### [Work instructions]
Tell how many lines in the data hold "antenna", giving that figure alone.

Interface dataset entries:
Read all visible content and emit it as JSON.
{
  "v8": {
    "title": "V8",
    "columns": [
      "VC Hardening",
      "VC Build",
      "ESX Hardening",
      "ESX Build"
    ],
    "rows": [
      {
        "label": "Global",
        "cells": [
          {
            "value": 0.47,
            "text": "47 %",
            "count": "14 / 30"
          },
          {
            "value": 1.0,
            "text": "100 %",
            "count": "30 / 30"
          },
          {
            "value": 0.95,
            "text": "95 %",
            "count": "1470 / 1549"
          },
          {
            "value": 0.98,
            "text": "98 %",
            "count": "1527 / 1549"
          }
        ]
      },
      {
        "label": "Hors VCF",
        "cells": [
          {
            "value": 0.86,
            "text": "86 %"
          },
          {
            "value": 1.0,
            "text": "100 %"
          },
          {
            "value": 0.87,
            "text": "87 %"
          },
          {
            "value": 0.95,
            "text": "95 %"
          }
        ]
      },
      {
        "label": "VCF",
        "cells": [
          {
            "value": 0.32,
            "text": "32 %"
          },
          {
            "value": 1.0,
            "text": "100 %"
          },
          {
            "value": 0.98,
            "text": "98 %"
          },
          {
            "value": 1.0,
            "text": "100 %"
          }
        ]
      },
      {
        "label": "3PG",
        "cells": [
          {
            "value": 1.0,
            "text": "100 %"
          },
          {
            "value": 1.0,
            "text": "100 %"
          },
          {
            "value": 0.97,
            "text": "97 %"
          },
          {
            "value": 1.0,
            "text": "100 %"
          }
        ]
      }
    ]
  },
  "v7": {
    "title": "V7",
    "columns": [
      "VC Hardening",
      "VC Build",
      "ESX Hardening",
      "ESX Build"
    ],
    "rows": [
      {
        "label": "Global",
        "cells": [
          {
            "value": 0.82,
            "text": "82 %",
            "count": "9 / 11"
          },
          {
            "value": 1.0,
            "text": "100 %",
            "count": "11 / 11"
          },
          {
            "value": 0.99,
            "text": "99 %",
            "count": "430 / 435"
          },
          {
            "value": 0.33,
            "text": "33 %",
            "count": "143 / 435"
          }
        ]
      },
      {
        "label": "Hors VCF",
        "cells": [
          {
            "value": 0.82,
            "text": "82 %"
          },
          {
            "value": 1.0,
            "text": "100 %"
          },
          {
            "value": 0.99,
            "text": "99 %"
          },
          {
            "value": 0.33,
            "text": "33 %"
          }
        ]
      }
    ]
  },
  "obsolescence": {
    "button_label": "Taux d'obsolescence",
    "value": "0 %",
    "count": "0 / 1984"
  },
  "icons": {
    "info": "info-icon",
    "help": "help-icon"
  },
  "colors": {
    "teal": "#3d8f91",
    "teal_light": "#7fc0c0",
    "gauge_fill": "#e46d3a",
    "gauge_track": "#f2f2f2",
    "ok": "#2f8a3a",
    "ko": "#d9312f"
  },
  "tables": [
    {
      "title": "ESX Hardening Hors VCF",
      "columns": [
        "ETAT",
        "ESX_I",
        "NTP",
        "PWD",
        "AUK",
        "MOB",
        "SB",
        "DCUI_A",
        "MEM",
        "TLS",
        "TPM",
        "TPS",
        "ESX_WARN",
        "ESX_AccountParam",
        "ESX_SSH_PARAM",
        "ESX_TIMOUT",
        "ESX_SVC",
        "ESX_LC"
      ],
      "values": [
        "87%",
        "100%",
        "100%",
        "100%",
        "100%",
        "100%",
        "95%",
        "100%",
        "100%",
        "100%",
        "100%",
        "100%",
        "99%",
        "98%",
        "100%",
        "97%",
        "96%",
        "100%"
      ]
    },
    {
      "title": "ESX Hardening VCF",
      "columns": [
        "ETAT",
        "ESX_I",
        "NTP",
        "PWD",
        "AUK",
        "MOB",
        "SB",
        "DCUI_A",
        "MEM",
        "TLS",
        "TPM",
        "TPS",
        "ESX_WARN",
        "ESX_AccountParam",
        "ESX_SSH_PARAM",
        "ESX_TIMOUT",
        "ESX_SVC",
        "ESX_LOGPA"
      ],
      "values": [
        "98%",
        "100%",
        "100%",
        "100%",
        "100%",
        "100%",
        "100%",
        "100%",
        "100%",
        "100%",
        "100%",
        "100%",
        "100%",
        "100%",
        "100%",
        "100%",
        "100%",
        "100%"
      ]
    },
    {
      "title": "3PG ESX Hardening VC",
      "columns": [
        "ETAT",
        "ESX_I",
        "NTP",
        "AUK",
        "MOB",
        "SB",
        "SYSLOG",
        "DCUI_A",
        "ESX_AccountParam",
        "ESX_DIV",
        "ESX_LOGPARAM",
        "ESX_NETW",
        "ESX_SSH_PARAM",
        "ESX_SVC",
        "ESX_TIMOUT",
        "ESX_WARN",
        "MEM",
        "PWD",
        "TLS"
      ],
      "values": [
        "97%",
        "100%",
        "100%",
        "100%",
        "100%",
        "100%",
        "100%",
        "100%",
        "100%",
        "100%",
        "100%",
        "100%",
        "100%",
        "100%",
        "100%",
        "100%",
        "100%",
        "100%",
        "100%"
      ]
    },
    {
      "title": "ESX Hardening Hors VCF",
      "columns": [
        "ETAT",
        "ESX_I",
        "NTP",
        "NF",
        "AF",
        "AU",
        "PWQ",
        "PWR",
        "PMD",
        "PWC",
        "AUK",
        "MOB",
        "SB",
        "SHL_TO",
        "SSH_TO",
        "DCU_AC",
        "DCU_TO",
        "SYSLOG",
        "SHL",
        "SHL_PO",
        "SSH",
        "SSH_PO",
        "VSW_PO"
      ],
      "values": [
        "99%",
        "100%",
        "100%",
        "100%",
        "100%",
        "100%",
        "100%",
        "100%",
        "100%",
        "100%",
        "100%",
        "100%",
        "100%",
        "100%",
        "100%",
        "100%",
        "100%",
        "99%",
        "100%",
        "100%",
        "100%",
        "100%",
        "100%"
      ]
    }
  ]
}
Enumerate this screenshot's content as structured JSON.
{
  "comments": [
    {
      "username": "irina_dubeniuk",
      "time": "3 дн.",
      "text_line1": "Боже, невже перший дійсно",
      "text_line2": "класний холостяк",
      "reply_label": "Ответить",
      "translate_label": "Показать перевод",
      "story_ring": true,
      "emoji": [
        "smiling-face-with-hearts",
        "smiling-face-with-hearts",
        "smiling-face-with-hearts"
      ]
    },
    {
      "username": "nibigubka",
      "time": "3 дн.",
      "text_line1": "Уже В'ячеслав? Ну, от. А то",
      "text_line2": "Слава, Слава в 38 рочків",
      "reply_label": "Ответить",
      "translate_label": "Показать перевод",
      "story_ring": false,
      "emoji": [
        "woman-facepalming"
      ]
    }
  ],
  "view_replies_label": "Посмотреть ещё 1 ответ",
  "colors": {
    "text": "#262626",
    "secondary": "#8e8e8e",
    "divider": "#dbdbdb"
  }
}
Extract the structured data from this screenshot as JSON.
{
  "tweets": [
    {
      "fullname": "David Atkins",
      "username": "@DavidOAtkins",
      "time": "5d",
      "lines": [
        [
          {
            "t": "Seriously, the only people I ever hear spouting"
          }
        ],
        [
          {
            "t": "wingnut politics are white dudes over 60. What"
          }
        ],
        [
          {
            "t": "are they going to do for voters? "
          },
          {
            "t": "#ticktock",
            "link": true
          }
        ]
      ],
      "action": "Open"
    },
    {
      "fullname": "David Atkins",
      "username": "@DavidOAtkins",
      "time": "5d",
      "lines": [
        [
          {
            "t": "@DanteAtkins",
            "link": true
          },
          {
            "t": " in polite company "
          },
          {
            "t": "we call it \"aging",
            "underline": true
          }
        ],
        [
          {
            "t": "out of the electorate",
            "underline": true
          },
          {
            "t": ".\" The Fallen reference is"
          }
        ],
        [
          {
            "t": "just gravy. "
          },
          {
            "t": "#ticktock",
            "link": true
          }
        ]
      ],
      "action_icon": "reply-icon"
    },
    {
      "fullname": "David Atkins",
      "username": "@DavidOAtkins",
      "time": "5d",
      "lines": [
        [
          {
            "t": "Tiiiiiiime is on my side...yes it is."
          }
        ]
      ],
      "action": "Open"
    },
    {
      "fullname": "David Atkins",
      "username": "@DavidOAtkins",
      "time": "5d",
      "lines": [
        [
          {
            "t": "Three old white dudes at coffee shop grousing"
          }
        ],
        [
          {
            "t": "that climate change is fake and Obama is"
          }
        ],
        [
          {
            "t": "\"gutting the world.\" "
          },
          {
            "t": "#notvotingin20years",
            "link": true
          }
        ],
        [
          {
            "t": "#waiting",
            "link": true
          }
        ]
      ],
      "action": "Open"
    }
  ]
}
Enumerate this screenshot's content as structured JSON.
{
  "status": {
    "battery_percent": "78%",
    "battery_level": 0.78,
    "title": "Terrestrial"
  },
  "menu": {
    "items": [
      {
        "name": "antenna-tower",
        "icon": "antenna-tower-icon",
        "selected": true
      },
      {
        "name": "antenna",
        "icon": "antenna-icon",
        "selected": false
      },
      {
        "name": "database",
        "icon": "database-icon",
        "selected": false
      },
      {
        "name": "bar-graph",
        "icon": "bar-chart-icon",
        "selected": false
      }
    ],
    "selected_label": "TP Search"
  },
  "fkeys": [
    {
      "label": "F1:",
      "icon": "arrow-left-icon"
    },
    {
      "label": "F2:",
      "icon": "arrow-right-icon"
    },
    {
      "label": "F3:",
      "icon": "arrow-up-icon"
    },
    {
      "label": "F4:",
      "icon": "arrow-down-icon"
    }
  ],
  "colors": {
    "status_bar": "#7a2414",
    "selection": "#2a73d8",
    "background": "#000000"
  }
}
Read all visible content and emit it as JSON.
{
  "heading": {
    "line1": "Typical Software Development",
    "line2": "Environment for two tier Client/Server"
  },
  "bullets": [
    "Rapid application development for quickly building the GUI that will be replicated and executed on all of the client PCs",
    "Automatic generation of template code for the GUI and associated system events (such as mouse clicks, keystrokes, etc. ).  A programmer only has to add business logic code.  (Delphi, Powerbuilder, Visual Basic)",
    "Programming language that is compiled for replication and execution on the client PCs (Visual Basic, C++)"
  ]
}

### [Your response]
4